Traditional snakebite treatment does more harm than good, study says
New York Times
Published Aug 1, 2002 SNAK01
Most people know how to treat a snakebite: Apply a tourniquet above the site, cut the skin, suck out the poison, spit it out -- and remind the victim to be more careful in the future.
But according to a new study, what everyone knows is wrong. Researchers report today in the New England Journal of Medicine that this method often does more harm than good because it delays prompt medical care and can contaminate the wound. The best course, they say, is to get the injured person to a medical facility as soon as possible.
"These old anecdotal methods of treating snakebites are outdated and really should be abolished," said Dr. Barry Gold, assistant professor of medicine at Johns Hopkins medical school and lead author of the study. "In most cases they just complicate the wound and cause a delay in getting treatment. Venomous snakebites require aggressive emergency medical care and, if necessary, anti-venom to fight the potentially fatal poison."

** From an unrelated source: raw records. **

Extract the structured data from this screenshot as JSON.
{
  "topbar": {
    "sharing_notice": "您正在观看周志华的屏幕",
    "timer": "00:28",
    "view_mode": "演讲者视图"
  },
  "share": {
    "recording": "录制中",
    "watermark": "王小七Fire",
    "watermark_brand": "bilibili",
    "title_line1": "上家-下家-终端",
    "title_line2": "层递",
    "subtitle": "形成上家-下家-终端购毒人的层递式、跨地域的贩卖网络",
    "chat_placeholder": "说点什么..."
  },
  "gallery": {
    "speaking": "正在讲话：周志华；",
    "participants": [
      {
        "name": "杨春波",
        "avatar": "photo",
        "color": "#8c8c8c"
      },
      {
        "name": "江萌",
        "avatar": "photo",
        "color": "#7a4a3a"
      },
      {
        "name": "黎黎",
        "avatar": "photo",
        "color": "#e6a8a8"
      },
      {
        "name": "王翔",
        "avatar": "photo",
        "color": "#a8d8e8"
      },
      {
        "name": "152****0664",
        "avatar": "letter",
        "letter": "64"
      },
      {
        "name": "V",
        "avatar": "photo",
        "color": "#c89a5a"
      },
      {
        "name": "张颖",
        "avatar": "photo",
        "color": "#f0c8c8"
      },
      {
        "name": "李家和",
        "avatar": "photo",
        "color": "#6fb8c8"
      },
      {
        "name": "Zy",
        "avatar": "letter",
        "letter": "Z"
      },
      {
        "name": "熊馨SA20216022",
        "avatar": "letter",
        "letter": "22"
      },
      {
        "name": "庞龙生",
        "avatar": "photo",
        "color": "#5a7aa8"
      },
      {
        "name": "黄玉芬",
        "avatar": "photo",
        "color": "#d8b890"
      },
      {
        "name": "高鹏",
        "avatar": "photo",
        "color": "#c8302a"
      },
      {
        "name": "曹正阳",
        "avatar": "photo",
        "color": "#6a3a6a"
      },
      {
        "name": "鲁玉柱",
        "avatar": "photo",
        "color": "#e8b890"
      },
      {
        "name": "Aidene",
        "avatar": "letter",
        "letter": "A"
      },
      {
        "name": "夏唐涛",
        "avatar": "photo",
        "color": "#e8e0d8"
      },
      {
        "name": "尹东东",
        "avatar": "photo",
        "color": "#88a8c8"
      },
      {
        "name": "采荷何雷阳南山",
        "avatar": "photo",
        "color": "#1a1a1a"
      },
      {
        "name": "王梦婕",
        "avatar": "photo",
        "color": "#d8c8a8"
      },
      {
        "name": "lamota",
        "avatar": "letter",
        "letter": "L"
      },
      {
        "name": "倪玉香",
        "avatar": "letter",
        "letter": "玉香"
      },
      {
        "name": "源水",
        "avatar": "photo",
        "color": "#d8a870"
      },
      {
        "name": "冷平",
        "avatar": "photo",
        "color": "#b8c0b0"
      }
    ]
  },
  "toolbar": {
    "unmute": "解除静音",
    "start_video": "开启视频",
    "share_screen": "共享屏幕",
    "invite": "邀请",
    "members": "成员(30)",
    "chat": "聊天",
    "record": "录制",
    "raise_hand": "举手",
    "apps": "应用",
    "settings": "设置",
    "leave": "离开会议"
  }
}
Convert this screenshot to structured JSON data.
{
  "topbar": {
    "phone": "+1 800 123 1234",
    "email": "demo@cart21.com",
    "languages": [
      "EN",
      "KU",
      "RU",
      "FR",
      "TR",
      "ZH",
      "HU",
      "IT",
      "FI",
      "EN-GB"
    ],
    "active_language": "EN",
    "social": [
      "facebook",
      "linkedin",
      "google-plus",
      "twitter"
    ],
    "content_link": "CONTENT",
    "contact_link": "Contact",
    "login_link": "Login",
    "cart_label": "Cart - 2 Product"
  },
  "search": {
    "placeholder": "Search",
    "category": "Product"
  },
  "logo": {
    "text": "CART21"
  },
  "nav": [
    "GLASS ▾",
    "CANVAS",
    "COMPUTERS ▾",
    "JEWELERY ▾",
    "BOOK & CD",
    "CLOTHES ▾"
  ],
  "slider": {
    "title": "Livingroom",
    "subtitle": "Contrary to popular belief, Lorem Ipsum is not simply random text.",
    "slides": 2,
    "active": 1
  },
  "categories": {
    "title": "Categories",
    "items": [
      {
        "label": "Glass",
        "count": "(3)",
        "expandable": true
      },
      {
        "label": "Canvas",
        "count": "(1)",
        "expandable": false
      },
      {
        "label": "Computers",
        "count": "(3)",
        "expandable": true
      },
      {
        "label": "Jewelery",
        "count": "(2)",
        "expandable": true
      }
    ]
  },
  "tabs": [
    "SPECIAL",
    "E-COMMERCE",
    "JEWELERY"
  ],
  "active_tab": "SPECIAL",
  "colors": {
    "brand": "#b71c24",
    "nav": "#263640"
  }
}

Symptoms of a venomous snakebite -- pain, swelling, nausea and weakness -- usually begin within 30 to 60 minutes but may be delayed for several hours. As long as a victim arrives at a medical facility within two hours of a venomous bite, Gold said, there is an excellent chance of survival.
Gold and his co-authors based the study on a review of the scientific literature.
They found that cutting, sucking, or applying a tourniquet or ice to a snakebite can infect the bite and damage nerves and blood vessels. In some cases, they found, immersing the afflicted limb or extremity in ice can lead to a greater likelihood of amputation.
After a bite from any venomous snake, the researchers wrote, a victim should be kept warm with the injured part of the body placed below the level of the heart. Rings, watches and constrictive clothing should be removed, and no stimulants should be administered.
"The first thing people think after a snakebite is that they're going to die," said Dr. Robert Barish, associate dean for clinical affairs at the University of Maryland medical school and a co-author of the study. "But in reality very few people die from snakebites, and those that do die six to eight hours after bites, so you actually have plenty of time to get to a medical facility."